Bremer Bay canyon: Review calls for mining ban in killer whale hotspot

A biodiversity hotspot for large marine animals off Western Australia’s southern coast should be protected from mining, an independent review has found.
Bremer Bay canyon is a hotspot for animals such as killer whales, sharks, sperm whales, dolphins and giant squid, thought to be drawn to the area by a nutrient-rich hydrocarbons or deep water fossil fuels.
The review, carried out by the Commonwealth Marine Reserves Review panel, has recommended the expansion of a marine national park zone to cover 70.93 per cent of the Bremer commonwealth marine reserve, including the Bremer Bay canyon.
The marine national park zone currently covers just over 6 per cent of the reserve, but an expansion would see the area covered increase by 3,000 square kilometres.
Call to protect WA killer whale hotspot from mining
The proposal, which calls for the exclusion of oil, gas and mineral exploration from the reserve, is being considered by the Federal Government as part of a review into the management of Australia’s marine parks.
Local eco-tourism operator and filmmaker Dave Riggs, who helped bring international attention to the environmental issues at Bremer Bay canyon, said the possibility of the area being locked off from industry would potentially increase tourism in the Great Southern.
Review supports marine reserves
More of Australia’s oceans should be placed under high protection, according to the long-awaited review of Commonwealth marine reserves commissioned by Tony Abbott in 2014.
“People have recognised this killer whale hotspot and they’re coming into Western Australia … and then they’re also looking around at what else is there to do in this amazing environment,” he said.
The co-chair of the review, Professor Chris Buxton, said although the area had potential for extraction, the proliferation of megafauna should be enough reason to ensure extraction would not go ahead.
“We’re not 100 per cent sure of it, but we also think that this is a natural seepage area, so the aggregation might actually be related to the fact that it’s got oil and gas seeping out of the area,” he said.
“So, [the oil and gas seepage is] a source of nutrients.”
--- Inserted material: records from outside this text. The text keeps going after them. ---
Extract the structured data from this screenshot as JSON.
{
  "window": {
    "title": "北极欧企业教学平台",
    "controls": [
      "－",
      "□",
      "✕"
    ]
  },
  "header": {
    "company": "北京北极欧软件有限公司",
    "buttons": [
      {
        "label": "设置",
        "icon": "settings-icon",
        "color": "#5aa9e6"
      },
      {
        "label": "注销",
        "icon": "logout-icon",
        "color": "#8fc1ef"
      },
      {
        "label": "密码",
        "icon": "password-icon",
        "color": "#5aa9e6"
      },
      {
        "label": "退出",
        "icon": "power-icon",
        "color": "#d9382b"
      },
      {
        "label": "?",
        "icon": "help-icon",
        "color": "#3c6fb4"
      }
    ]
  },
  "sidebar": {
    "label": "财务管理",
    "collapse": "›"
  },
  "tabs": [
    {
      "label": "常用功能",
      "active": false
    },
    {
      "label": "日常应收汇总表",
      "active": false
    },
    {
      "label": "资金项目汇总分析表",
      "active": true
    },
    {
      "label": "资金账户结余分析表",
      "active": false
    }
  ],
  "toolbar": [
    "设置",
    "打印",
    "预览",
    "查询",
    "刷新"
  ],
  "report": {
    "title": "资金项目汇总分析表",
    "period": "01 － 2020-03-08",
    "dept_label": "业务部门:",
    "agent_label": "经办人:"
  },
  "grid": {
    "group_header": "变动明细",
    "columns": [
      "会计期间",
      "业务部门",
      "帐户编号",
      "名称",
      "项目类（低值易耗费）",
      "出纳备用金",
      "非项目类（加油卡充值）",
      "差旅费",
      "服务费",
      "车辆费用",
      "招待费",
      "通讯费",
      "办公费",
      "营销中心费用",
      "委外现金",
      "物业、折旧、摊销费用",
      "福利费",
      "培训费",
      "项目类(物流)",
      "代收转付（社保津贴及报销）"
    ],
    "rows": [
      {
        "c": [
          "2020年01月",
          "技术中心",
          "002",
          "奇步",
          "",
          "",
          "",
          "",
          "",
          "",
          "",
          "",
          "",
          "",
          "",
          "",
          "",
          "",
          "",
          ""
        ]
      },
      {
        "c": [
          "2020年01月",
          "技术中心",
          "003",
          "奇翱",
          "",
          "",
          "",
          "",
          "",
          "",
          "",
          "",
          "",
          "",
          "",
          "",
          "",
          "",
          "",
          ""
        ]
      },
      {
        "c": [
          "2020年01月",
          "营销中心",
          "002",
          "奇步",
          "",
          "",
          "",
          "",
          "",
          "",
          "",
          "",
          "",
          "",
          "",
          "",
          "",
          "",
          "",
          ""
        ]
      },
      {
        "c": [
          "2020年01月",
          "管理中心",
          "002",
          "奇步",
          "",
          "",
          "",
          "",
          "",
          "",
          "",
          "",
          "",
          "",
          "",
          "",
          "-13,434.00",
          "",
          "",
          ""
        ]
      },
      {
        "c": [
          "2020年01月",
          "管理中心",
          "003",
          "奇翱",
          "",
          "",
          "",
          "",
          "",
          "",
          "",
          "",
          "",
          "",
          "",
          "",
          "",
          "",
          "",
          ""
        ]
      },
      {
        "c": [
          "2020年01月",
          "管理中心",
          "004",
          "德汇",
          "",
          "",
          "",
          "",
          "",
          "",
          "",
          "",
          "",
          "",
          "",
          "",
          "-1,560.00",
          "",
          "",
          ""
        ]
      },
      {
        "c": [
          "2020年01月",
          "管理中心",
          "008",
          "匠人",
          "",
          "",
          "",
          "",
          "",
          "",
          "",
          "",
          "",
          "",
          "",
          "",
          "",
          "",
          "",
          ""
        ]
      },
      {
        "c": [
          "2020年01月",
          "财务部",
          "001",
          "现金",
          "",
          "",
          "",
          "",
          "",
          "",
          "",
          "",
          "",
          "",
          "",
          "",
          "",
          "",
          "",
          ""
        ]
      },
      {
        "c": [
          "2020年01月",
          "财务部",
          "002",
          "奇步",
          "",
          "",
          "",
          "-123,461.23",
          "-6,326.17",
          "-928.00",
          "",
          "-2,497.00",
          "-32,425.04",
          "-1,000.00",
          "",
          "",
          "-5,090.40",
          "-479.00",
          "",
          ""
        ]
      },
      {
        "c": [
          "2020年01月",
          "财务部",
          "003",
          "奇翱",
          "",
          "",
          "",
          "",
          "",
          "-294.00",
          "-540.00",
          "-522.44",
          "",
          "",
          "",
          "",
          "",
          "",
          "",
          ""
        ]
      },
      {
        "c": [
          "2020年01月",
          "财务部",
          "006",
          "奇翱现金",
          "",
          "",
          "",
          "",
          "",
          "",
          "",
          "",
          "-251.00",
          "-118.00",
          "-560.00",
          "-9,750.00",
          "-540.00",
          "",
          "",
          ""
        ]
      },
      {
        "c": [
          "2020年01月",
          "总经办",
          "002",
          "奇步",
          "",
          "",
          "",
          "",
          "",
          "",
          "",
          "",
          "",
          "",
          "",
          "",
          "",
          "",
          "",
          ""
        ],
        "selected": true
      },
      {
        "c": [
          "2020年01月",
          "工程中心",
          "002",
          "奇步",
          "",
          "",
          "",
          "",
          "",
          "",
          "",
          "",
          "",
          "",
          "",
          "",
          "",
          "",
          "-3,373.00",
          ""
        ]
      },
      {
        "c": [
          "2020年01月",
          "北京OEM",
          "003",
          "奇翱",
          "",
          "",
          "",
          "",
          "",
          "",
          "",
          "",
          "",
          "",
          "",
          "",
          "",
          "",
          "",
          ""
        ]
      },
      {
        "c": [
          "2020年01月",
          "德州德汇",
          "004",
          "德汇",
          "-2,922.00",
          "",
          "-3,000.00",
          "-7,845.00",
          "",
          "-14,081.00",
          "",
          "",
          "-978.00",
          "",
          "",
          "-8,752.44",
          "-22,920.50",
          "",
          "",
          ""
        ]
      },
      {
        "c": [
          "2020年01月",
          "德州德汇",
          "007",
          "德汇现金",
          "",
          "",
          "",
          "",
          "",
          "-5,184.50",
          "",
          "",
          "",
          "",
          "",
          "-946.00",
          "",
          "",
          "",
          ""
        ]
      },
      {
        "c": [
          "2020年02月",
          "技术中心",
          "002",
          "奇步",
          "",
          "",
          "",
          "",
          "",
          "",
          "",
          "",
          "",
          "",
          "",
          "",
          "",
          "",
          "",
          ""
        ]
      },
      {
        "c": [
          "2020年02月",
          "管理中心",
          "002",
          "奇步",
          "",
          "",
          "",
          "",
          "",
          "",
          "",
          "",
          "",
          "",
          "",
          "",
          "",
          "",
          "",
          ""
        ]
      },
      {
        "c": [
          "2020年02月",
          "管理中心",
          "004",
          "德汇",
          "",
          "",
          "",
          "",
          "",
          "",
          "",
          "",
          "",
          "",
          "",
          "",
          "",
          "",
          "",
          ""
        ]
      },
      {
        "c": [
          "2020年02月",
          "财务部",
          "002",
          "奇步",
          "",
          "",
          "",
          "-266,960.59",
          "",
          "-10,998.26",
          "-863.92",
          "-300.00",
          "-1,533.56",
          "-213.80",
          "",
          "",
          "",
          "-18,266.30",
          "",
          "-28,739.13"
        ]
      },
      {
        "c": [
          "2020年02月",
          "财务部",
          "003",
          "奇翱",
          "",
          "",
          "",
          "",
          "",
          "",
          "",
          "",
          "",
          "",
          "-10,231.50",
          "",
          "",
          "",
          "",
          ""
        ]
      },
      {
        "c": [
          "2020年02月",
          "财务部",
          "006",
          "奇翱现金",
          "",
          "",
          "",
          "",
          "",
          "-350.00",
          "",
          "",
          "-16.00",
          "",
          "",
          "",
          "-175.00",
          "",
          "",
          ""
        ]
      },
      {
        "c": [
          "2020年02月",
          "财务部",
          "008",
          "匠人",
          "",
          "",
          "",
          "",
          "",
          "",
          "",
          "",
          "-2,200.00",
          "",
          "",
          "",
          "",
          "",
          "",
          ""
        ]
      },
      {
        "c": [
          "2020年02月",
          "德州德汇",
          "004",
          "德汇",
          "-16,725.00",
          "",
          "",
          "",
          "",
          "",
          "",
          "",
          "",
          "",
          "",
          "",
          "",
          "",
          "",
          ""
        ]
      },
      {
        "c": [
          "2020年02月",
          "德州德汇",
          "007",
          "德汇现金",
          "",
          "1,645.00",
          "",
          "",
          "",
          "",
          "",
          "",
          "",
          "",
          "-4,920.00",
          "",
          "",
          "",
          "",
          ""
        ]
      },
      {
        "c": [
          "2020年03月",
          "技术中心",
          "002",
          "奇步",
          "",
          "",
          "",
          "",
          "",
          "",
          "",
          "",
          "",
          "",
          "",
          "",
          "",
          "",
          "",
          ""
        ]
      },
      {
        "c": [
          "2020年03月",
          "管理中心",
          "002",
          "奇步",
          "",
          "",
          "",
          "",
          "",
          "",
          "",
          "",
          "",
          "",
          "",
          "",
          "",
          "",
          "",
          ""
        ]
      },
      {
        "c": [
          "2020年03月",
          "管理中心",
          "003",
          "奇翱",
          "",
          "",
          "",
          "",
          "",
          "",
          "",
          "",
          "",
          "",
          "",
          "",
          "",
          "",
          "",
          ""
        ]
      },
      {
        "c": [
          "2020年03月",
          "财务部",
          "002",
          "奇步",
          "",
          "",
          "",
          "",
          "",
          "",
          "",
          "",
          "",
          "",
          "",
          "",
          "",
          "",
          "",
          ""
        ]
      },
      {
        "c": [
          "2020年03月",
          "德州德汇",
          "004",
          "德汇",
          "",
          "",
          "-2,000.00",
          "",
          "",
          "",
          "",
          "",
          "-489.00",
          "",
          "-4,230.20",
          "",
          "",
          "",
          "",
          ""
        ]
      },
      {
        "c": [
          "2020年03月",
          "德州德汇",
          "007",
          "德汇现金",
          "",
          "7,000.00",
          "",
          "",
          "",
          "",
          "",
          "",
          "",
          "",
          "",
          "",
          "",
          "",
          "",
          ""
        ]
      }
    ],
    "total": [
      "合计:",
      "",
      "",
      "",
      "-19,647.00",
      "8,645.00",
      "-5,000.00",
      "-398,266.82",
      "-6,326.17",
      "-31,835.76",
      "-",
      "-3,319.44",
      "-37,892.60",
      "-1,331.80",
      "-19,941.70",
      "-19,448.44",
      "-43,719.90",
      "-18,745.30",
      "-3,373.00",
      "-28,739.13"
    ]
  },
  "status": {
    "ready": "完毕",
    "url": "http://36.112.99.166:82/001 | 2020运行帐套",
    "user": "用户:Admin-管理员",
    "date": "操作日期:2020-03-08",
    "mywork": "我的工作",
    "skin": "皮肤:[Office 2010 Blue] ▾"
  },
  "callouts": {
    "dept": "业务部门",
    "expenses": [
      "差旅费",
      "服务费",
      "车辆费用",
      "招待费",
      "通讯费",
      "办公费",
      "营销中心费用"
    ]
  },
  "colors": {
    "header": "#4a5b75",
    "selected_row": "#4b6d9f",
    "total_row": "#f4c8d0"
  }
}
A spokesman for Australia’s peak gas body, the Australian Petroleum Production and Exploration Association (APPEA), said while there had been industry interest in the area, they were unaware of any existing plans for exploration.
Fishing operations ‘also threaten reserve’
However, the Pews Charitable Trust (PCT) said the review had also recommended a reduction in the marine park’s inner sanctuary, ignoring the realities of the regions commercial fishing industry.
PCT director of oceans Michelle Gardy said recommendations to protect the park were incompatible with continued scallop dredging in the area.
She said a view offered in the review that scallop dredging was compatible with marine parks was similar to suggesting open cut mining would be work well in a land-based national park.
“Nobody would propose that that is the case, so we shouldn’t be proposing that that is the case in a marine park,” she said.
In a statement, federal Environment Minister Josh Frydenberg said management plans for marine parks would be finalised in mid-2017.
Share this Page

We acknowledge the traditional custodians of the land on which our offices stand and we pay our respects to Elders past, present and emerging.